Although California’s passage of Proposition 64 made it more difficult for the plaintiffs’ bar to bring “shakedown suits” against the business community, we are witnessing a flood of false advertising class actions brought (or, more often, threatened) against consumer product manufacturers and retailers, who typically have no arbitration rights. While some lawsuits are immediately filed, many plaintiffs’ firms serve demand letters under the California Consumers Legal Remedies Act (“CLRA”) threatening class actions that, historically, have been difficult to resolve expeditiously given their fact-intensive nature. Facing the cost of defending such claims, many companies accept pre-filing offers to settle on an individual basis for purely economic reasons. On September 25, 2013, however, the California Court of Appeal threw a lifeline to companies that refuse to pay such protection money.
The Court’s Opinion

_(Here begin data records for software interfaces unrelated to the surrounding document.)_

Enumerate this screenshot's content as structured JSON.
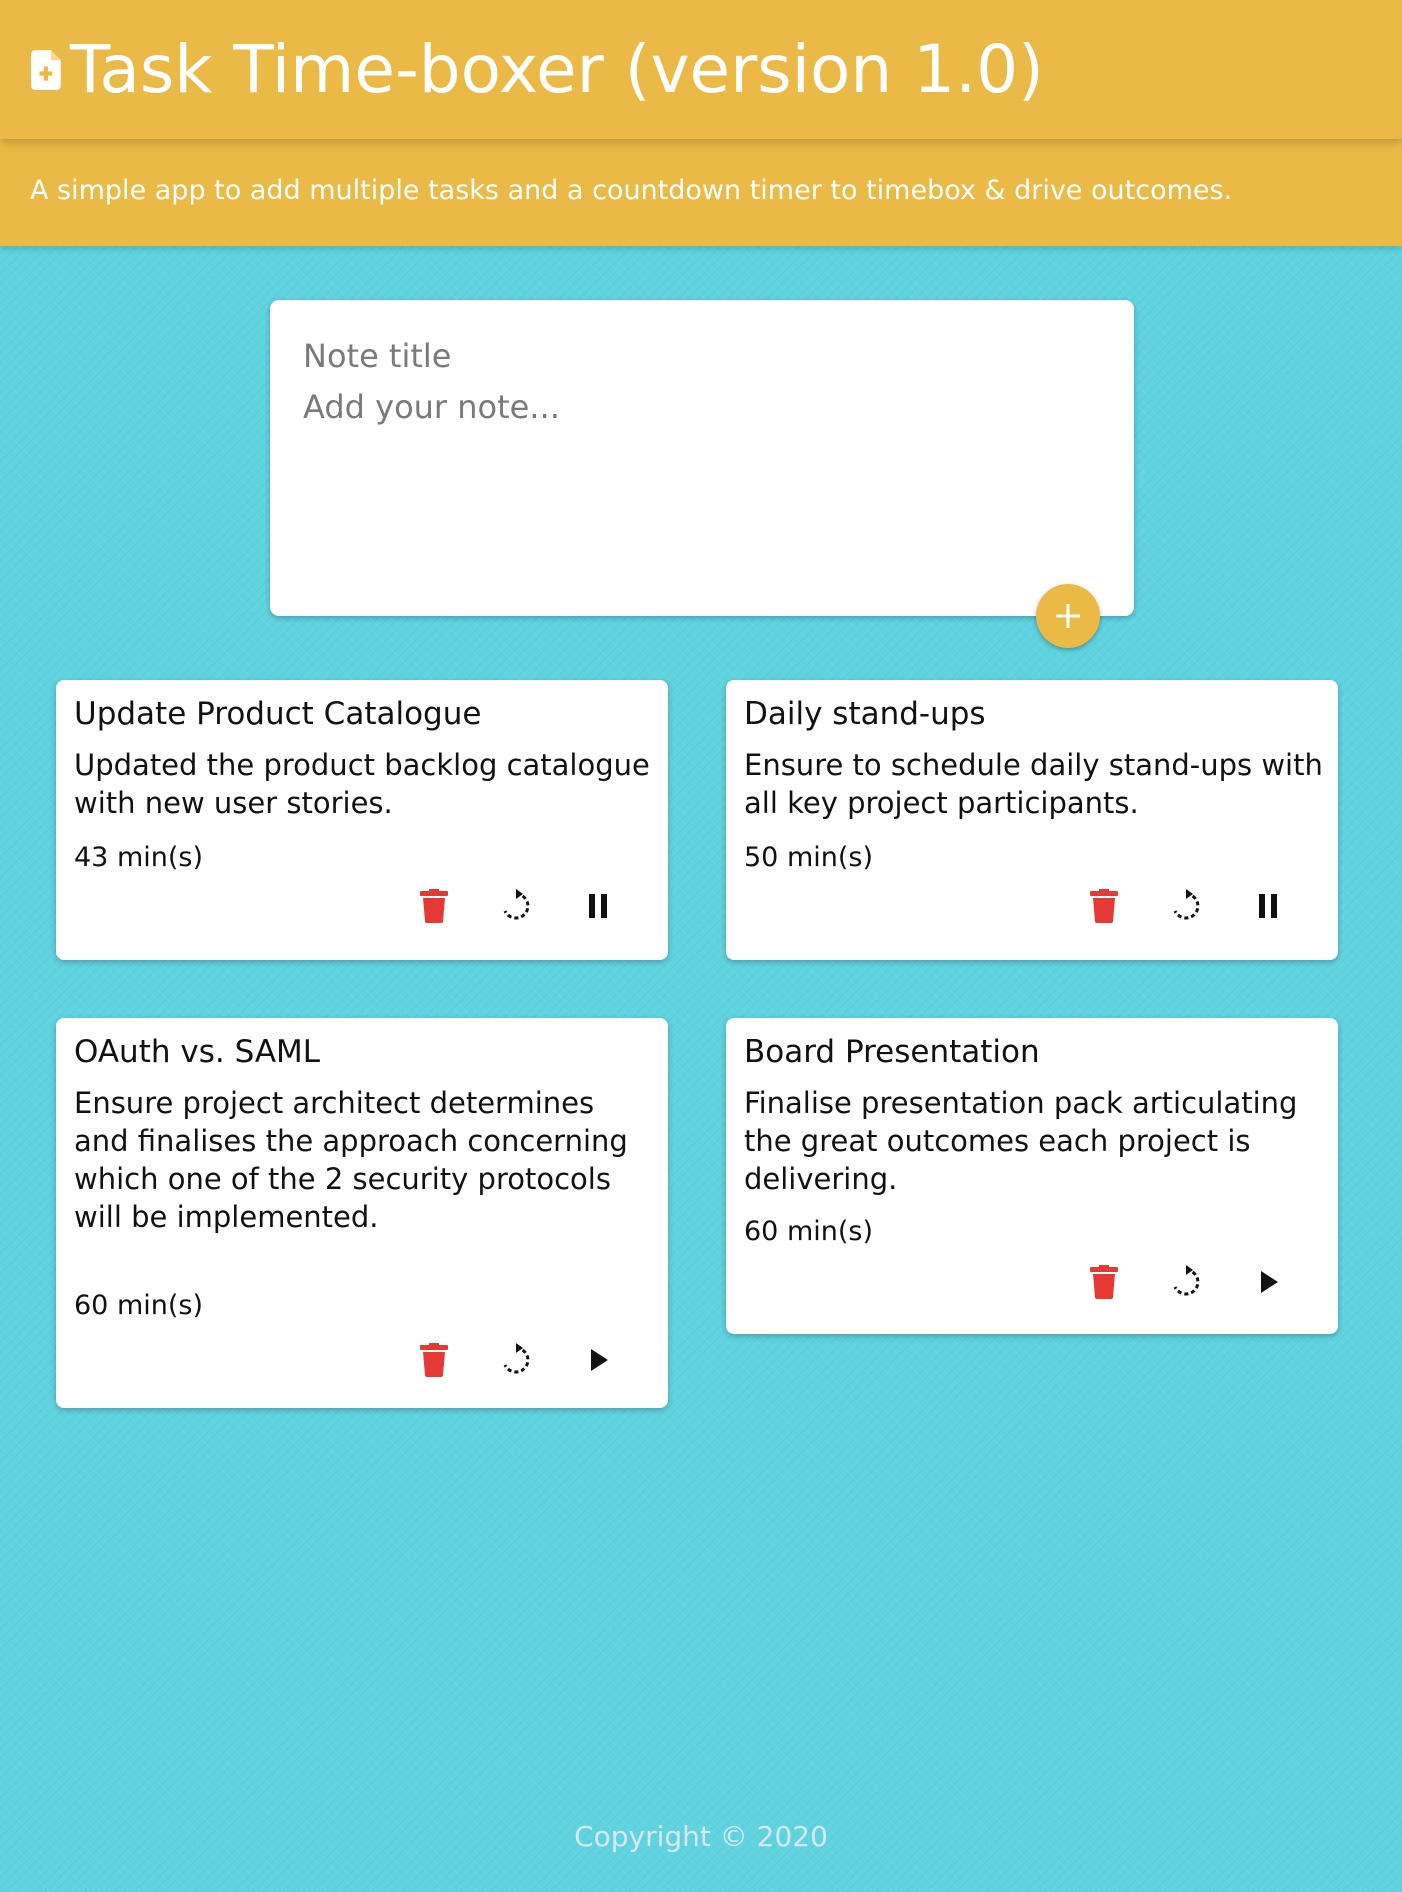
{
  "header": {
    "title": "Task Time-boxer (version 1.0)",
    "icon": "note-add-icon",
    "subtitle": "A simple app to add multiple tasks and a countdown timer to timebox & drive outcomes."
  },
  "create_note": {
    "title_placeholder": "Note title",
    "content_placeholder": "Add your note...",
    "add_button_icon": "plus-icon"
  },
  "notes": [
    {
      "title": "Update Product Catalogue",
      "content": "Updated the product backlog catalogue with new user stories.",
      "timer": "43 min(s)",
      "state": "running",
      "actions": [
        "delete-icon",
        "restart-icon",
        "pause-icon"
      ]
    },
    {
      "title": "Daily stand-ups",
      "content": "Ensure to schedule daily stand-ups with all key project participants.",
      "timer": "50 min(s)",
      "state": "running",
      "actions": [
        "delete-icon",
        "restart-icon",
        "pause-icon"
      ]
    },
    {
      "title": "OAuth vs. SAML",
      "content": "Ensure project architect determines and finalises the approach concerning which one of the 2 security protocols will be implemented.",
      "timer": "60 min(s)",
      "state": "stopped",
      "actions": [
        "delete-icon",
        "restart-icon",
        "play-icon"
      ]
    },
    {
      "title": "Board Presentation",
      "content": "Finalise presentation pack articulating the great outcomes each project is delivering.",
      "timer": "60 min(s)",
      "state": "stopped",
      "actions": [
        "delete-icon",
        "restart-icon",
        "play-icon"
      ]
    }
  ],
  "footer": {
    "copyright": "Copyright © 2020"
  },
  "colors": {
    "header_bg": "#ebba46",
    "page_bg": "#5fd3e0",
    "delete_red": "#e53935",
    "card_bg": "#ffffff"
  }
}
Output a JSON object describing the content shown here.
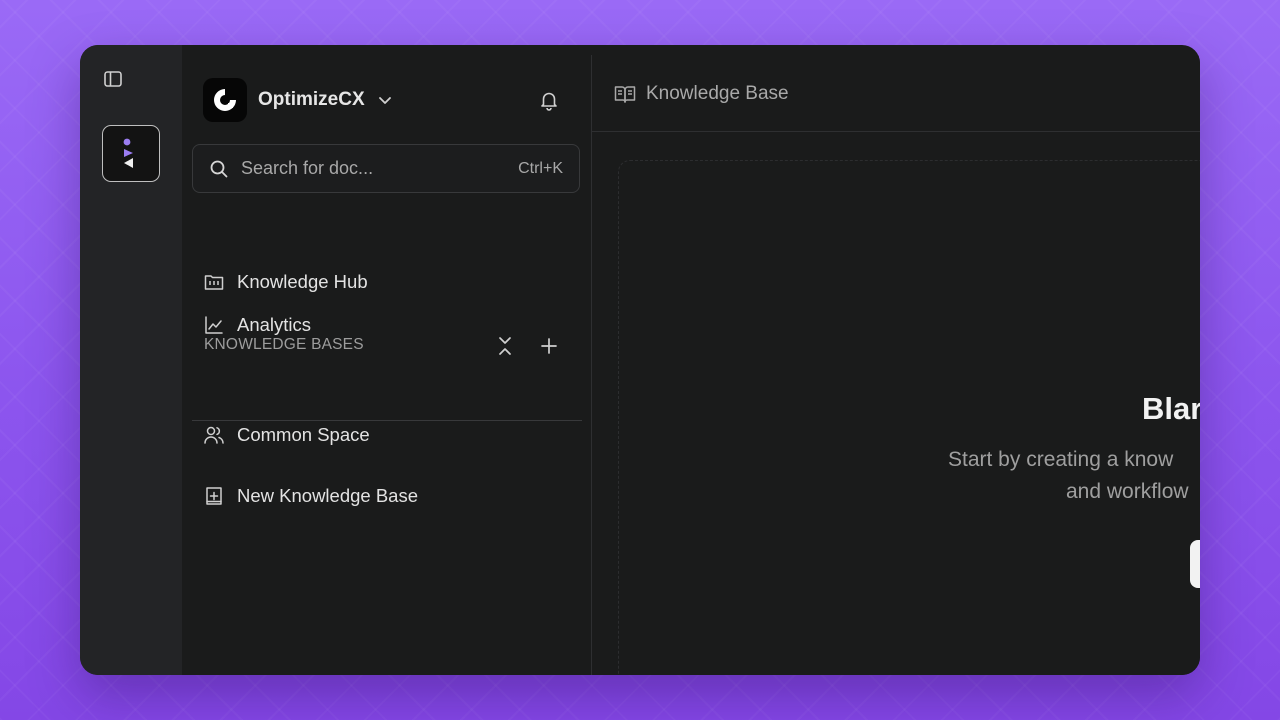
{
  "sidebar": {
    "org_name": "OptimizeCX",
    "search": {
      "placeholder": "Search for doc...",
      "shortcut": "Ctrl+K"
    },
    "nav": [
      {
        "label": "Knowledge Hub",
        "icon": "knowledge-hub-icon"
      },
      {
        "label": "Analytics",
        "icon": "chart-line-icon"
      }
    ],
    "section_title": "KNOWLEDGE BASES",
    "knowledge_bases": [
      {
        "label": "Common Space",
        "icon": "users-icon"
      }
    ],
    "new_kb_label": "New Knowledge Base"
  },
  "main": {
    "breadcrumb": "Knowledge Base",
    "empty_state": {
      "title": "Blar",
      "desc_line1": "Start by creating a know",
      "desc_line2": "and workflow"
    }
  },
  "colors": {
    "background": "#8c55ee",
    "window": "#1a1b1b",
    "rail": "#232426",
    "accent_logo": "#9b7df2"
  }
}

In Simpson v. Kroger Corp., No. B242405, 2013 Cal. App. LEXIS 769, the complaint alleged that a “spreadable butter” product, which consists of butter mixed with canola or olive oil, was mislabeled and falsely marketed as “butter.” On behalf of a putative class, the plaintiff alleged purported claims for unfair competition in violation of California Business and Professions Code Section 17200, false advertising in violation of California Business and Professions Code Section 17500, and violation of the CLRA. After reviewing the packaging, which listed the product’s ingredients and otherwise disclosed what the product was, the trial court sustained a demurrer without leave to amend, finding that a reasonable consumer was not likely to be deceived. Citing Day v. AT&T Corp., 63 Cal. App. 4th 325, 333, 74 Cal. Rptr. 2d 55 (1998), the Court of Appeal affirmed, confirming that courts “may be able to say as matter of law that contrary to the complaint’s allegations, members of the public were not likely to be deceived or misled . . . by packaging material.”
Although Simpson certainly does not guarantee the dismissal of every false advertising claim, it provides a potential early exit strategy at the pleading stage where it is clear from the factual circumstances that no reasonable consumer could have been misled. It also reiterates the importance for companies to consider class action risk with respect to all decisions related to product labeling and advertising.